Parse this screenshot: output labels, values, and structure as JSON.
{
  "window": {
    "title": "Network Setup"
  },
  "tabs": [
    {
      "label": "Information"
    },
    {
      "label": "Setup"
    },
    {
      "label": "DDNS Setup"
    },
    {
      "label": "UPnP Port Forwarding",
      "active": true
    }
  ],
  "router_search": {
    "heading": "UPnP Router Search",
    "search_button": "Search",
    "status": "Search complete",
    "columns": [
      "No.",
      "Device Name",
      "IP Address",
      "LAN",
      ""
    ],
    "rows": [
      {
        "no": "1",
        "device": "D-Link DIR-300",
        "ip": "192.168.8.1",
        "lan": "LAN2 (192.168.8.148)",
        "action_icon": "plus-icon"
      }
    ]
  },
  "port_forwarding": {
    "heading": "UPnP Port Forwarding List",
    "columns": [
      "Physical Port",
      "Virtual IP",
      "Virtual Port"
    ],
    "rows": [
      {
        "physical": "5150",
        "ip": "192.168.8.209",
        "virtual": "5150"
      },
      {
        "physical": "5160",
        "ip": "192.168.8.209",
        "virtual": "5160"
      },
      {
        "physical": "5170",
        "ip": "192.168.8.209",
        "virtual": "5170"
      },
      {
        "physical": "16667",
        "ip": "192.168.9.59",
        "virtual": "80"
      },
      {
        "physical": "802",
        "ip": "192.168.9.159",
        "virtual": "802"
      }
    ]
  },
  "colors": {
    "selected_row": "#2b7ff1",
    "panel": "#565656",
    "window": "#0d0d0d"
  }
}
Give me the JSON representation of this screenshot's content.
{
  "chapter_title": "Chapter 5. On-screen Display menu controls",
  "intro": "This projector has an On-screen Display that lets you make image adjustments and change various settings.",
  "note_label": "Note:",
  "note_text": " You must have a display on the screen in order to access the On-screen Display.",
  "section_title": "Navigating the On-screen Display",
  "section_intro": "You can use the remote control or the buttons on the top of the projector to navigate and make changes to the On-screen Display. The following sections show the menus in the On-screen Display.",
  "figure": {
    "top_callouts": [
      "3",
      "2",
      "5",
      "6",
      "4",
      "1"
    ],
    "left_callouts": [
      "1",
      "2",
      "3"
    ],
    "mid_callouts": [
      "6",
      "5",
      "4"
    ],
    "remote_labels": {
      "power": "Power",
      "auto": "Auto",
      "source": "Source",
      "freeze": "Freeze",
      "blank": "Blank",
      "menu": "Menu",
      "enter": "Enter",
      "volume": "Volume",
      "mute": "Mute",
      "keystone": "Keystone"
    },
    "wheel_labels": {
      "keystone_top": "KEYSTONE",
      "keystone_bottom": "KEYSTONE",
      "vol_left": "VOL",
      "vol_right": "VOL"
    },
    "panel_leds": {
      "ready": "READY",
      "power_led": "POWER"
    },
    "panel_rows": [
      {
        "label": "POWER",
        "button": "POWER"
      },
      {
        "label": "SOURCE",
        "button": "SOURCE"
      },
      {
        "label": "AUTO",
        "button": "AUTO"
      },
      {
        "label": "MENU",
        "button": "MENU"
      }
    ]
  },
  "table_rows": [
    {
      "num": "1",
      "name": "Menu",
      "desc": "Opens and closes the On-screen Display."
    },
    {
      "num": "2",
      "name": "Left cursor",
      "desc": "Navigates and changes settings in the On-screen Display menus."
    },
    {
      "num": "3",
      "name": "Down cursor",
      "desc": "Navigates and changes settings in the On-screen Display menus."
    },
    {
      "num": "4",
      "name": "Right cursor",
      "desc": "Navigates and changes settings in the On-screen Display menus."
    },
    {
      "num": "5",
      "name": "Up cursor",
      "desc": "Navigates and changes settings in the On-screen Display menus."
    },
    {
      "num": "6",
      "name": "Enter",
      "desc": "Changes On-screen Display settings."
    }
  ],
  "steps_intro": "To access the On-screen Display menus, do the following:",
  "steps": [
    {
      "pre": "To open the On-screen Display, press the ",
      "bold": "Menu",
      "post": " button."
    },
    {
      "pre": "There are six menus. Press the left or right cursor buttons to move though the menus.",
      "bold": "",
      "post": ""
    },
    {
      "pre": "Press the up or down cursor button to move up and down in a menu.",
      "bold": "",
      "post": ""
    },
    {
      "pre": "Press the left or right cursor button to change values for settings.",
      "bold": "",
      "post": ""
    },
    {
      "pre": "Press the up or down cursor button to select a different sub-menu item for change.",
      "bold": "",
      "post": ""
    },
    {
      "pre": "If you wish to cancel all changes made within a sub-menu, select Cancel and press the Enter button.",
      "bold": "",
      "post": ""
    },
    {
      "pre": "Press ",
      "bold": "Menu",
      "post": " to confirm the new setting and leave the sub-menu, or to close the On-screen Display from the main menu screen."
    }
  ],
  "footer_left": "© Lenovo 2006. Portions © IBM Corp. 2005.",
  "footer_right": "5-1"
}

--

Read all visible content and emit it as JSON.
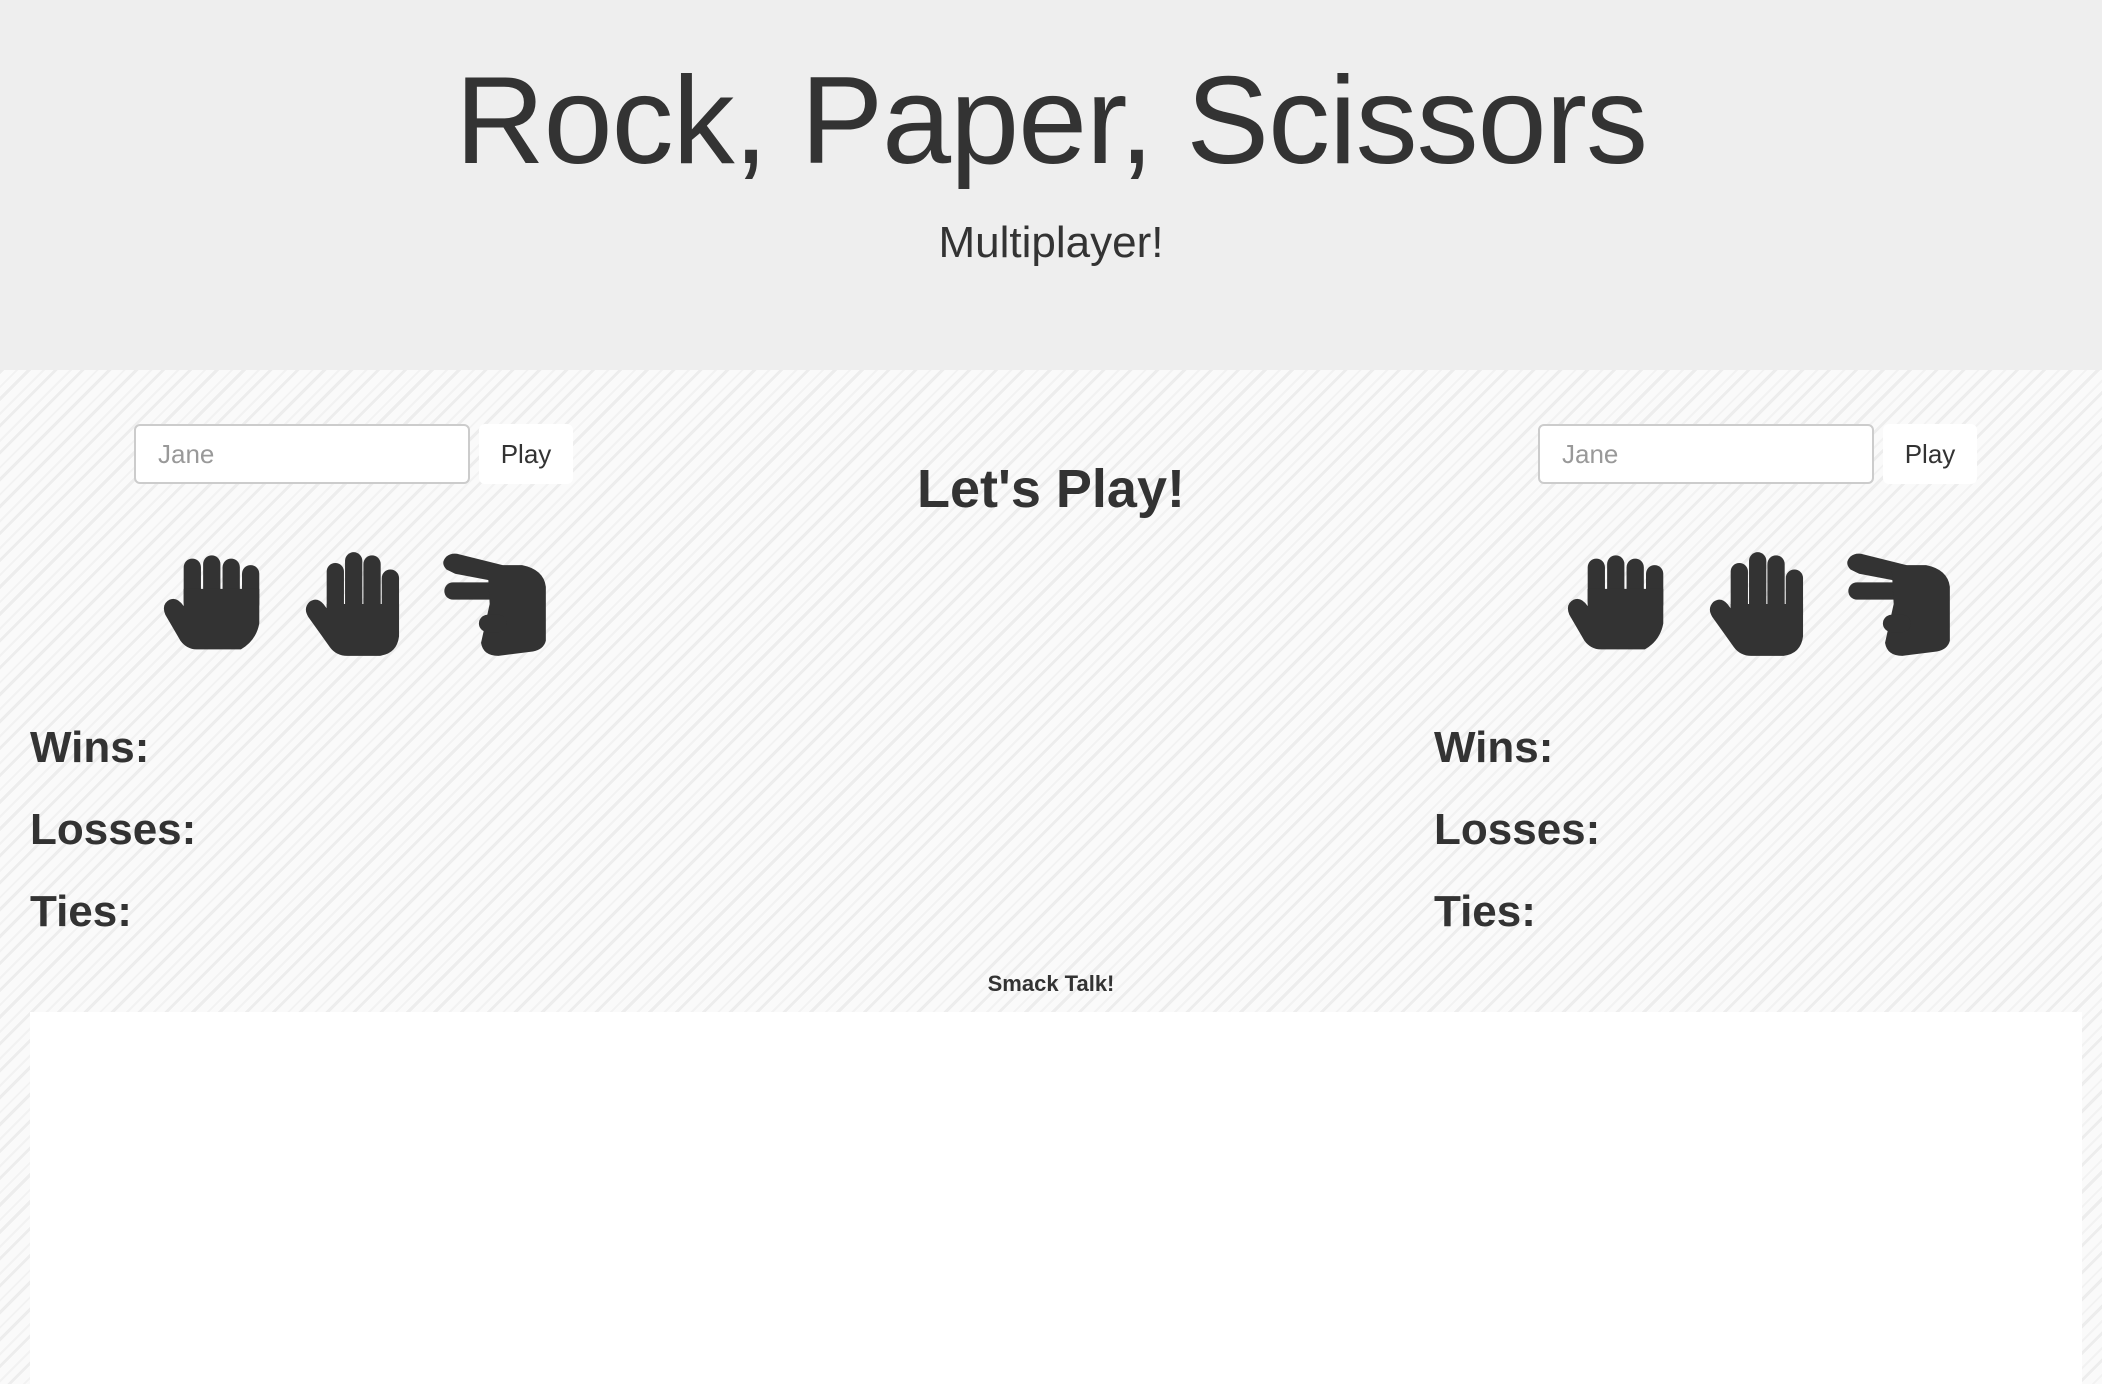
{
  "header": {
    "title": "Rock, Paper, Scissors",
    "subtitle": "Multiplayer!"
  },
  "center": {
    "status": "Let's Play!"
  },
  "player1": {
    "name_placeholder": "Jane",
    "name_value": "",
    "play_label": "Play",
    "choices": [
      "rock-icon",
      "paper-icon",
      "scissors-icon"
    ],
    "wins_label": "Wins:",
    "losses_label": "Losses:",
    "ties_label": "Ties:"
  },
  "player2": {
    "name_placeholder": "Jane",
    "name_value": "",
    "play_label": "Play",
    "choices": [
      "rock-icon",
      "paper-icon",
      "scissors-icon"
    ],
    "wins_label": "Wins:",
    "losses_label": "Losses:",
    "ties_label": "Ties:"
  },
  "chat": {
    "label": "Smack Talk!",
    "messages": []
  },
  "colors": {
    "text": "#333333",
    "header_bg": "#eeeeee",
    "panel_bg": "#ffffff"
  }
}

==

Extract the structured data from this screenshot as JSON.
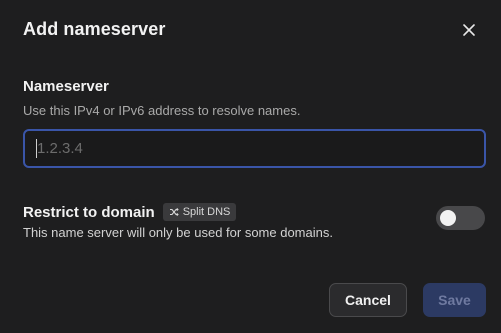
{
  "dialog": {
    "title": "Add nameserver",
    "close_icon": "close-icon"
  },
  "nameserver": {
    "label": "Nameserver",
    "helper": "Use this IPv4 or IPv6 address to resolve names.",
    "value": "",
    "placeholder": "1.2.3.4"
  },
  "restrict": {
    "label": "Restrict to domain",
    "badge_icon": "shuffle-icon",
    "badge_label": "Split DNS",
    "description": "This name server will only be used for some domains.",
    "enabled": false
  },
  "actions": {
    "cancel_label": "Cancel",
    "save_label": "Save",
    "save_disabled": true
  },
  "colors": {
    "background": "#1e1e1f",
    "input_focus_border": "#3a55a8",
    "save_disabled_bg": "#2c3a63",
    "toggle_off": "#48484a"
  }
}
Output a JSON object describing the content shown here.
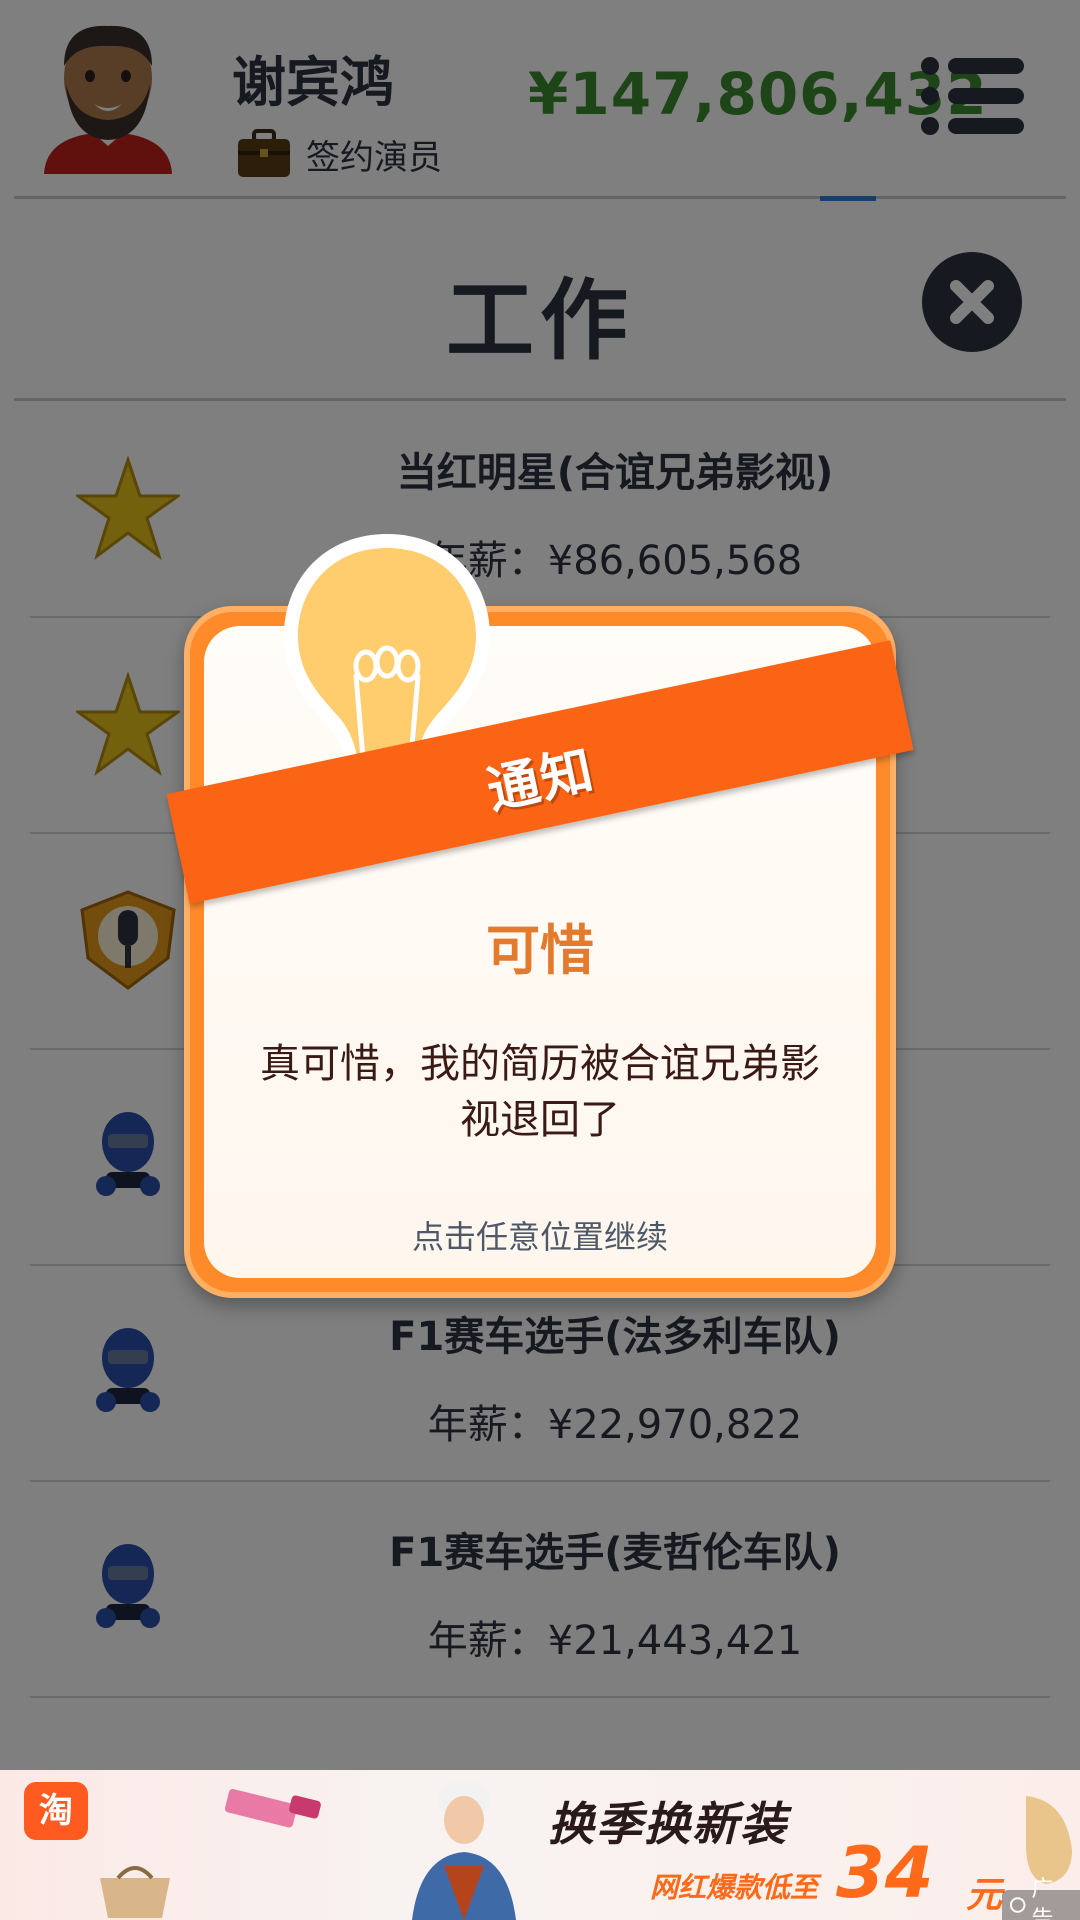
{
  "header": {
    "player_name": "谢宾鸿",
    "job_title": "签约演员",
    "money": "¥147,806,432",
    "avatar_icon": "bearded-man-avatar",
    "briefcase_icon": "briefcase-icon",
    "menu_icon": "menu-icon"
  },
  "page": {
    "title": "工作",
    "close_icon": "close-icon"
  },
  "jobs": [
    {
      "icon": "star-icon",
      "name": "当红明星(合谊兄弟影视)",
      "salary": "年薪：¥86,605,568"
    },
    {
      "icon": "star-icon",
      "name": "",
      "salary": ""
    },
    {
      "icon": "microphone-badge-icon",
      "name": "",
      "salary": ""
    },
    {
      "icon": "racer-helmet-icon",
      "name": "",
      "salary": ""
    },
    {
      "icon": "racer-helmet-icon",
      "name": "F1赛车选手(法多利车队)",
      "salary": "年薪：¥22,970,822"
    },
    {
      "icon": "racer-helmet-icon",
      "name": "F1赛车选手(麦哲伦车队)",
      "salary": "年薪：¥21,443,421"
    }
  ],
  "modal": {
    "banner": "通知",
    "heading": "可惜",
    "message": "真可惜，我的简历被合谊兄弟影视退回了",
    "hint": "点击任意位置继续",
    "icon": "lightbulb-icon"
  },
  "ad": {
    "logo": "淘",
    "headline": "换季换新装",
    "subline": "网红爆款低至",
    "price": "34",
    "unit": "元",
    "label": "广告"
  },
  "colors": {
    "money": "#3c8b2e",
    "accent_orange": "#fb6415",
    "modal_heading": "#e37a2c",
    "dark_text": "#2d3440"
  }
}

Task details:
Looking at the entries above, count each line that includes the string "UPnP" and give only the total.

Problem solution:
3